Medical Malpractice: Using Animation In a Tumor Diagnosis Case

In a medical malpractice case, a physician can be held liable for negligence and improper standard of medical care causing injuries to the plaintiff.

The National Center for Biotechnology Information in an article  defined medical malpractice “as any act or omission by a physician during treatment of a patient that deviates from accepted norms of practice in the medical community and causes an injury to the patient.” Simply put, it is a legal action that arises from a physician’s failure to follow the standard of care for treating a patient’s condition, resulting in injury or discomfort to the patient. 

According to Waters et al. (2005), the plaintiff in a medical malpractice case must show; there exists a physician-patient relationship between them and the physician; the physician did not provide medical care that met appropriate standards; substandard care caused their injury; establish the resulting damage from the injury.

Medical malpractice cases are prevalent in the United States, and the affected patient must demonstrate that the physician was negligent in providing care, resulting in injury. Popular instances of medical malpractice include but are not limited to failure to diagnose, failure to treat, delayed diagnosis, misdiagnosis, surgical mistakes.

Tumor growth in patients amongst other medical diagnoses has led to trials across courts in the United States and worldwide.

Medical Malpractice
Photograph by National Cancer Institute (unsplash.com)

Medical Malpractice Cases in The United States Involving Tumor Diagnosis

Bolden v. Dunaway

In this case, the defendant, who is a physician after establishing a physician-patient relationship with the plaintiff, confirmed that the plaintiff needed to undergo surgery to remove a tumor causing infertility and other problems to the reproductive system of the plaintiff.

After paying some fees in advance to the defendant, the defendant was not available to conduct the surgery on the day of the proposed surgery despite the plaintiff being prepped for the surgery at the hospital. The defendant was said to have taken a trip to New Orleans.

Plaintiff’s procedure was canceled and grew more complicated and risky due to the defendant’s callousness and incompetence, which included his failure to show up for planned surgery and make adequate arrangements to receive an advance payment. Hence, he was charged to court.

Elkin v. Goodman

A medical malpractice claim was brought against the plaintiff, a physician. The defendant claimed that the plaintiff allegedly misread magnetic resonance imagings(MRIs) of the defendant’s brain tumor. It was also contended that Dr. Goodman failed to remove the tumor after seeing it grow, leading to worse facial symptoms; instead, he opted to observe it.

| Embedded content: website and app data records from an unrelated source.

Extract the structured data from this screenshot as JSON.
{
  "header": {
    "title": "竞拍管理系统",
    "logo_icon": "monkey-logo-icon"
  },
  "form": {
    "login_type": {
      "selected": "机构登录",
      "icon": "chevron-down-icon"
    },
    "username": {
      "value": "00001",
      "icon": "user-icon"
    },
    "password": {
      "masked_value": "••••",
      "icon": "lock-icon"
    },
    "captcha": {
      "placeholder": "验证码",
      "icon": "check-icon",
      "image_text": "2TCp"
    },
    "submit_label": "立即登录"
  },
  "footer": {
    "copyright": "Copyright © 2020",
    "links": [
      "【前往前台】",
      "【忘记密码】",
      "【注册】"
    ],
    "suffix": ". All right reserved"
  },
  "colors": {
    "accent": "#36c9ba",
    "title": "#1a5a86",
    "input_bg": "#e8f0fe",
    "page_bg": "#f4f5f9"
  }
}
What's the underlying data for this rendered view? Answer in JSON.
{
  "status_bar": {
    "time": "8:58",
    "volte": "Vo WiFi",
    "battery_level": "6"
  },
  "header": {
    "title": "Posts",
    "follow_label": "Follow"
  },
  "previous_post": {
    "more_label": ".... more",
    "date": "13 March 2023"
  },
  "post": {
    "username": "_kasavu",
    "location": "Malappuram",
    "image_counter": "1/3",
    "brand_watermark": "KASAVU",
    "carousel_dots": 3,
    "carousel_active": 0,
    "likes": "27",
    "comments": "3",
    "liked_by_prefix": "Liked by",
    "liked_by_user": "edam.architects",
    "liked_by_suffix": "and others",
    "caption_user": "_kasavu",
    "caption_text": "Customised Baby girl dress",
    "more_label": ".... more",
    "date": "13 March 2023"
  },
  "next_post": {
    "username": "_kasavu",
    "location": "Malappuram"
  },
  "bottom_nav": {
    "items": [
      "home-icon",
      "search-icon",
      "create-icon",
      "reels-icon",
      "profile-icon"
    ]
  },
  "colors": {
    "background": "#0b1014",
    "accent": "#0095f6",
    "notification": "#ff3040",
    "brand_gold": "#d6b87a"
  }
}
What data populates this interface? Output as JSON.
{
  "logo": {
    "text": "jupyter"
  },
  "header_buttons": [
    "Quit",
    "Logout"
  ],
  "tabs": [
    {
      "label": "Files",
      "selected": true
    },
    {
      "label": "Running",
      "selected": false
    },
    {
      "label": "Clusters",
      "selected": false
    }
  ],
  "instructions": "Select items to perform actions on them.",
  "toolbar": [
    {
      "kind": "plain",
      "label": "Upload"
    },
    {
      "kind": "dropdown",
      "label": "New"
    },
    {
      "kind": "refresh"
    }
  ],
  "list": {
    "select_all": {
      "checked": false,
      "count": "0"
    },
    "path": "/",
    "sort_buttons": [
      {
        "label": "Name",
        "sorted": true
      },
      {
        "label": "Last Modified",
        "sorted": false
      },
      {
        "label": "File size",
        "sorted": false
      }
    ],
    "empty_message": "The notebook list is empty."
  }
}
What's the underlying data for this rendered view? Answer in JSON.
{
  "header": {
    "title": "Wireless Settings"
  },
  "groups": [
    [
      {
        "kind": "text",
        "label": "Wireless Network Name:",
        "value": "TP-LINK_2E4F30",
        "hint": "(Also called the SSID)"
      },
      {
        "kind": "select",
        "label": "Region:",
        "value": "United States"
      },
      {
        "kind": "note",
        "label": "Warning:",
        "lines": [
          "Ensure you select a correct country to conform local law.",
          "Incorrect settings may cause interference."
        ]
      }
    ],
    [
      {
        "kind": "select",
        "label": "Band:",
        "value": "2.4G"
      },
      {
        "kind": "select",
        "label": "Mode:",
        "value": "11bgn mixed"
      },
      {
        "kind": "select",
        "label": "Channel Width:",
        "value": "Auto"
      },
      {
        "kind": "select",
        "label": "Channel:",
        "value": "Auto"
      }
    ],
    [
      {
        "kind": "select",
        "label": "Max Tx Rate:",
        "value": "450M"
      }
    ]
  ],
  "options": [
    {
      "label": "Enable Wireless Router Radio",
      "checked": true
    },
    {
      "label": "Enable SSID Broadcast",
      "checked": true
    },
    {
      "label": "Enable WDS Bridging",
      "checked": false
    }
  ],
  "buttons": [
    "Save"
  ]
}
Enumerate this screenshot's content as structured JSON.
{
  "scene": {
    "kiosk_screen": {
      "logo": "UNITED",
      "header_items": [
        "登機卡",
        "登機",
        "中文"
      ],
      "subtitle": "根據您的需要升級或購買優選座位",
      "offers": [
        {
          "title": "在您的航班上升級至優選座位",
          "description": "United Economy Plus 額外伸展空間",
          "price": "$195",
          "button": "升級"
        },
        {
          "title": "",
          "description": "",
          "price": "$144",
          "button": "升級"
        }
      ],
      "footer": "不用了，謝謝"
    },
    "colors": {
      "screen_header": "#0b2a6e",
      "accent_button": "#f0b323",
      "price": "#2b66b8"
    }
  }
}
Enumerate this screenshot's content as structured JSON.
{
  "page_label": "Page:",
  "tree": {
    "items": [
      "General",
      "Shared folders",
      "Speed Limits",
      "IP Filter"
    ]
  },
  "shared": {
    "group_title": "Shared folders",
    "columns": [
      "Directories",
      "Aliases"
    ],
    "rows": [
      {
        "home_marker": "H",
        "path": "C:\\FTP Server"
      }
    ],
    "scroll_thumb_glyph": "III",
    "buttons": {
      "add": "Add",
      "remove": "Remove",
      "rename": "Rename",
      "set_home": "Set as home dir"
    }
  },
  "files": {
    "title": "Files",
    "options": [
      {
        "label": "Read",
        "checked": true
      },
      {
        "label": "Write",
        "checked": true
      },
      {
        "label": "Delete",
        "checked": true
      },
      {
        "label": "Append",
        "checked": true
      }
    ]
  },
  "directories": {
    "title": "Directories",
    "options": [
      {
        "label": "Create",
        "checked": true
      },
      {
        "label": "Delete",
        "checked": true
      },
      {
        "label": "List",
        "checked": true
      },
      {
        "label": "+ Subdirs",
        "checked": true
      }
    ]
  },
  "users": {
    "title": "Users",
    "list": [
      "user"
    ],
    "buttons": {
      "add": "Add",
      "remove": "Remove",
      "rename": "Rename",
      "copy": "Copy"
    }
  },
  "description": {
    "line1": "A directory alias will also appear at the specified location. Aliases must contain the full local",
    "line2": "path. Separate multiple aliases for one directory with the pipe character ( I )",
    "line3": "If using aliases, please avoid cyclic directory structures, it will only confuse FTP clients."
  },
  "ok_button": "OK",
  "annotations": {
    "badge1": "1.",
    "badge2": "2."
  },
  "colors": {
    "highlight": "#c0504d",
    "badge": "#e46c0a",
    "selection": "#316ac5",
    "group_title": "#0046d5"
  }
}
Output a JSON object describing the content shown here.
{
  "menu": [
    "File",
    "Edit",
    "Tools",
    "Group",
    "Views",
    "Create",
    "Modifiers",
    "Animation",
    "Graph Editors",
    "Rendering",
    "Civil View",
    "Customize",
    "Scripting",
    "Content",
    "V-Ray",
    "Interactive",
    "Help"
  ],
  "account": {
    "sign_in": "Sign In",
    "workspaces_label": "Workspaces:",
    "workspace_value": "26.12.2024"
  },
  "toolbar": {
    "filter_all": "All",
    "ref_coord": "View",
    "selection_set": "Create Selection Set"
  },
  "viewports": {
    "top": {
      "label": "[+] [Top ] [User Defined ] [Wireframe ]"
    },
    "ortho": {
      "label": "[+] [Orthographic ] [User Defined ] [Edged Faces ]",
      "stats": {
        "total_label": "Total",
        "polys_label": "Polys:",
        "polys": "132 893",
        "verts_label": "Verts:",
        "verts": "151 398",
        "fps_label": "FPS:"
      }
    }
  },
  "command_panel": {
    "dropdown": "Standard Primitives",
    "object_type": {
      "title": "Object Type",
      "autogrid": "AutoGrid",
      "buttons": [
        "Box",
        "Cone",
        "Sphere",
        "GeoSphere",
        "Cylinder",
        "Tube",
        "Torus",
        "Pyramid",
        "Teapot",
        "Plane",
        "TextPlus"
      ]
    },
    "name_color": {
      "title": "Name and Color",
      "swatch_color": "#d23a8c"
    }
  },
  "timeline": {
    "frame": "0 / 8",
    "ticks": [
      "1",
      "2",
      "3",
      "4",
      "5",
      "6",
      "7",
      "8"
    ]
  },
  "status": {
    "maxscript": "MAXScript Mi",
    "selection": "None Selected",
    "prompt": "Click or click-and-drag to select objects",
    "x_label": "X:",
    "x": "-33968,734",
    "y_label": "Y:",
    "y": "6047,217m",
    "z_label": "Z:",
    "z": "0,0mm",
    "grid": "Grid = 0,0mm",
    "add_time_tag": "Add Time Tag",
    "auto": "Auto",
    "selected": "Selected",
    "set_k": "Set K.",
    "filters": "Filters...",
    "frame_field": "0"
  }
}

Other cases of tumor diagnosis in US Courts include but are not limited to; Day v. US, Ferrara v. South Shore Orthopedic Assocs

Using animation during these tumor diagnosis trials can significantly benefit you as an attorney getting a favorable judgment for your client. 

Animation can show the position of the tumor in the body and its different sizes over time. It can illustrate how it spreads to surrounding tissues and structures in the body. The animation can demonstrate the density of the tumor and how it solidifies.

Contact an experienced medical animation company for your subsequent trial. 

Like what you see? Share with your friends!

Subscribe to our weekly newsletter!

More Posts

Demonstrative Evidence

Demonstrative Evidence Made Simple

Demonstrative evidence is a form of evidence that gives visual credence to facts in a case. Legal animation is top among other forms of demonstrative evidence.

High-quality animation for legal use

High-Quality Animation For Legal Use

The use of high-quality animation is no longer limited to Disney creations. They’ve migrated to the courtroom, fulfilling a more complex task of persuasion.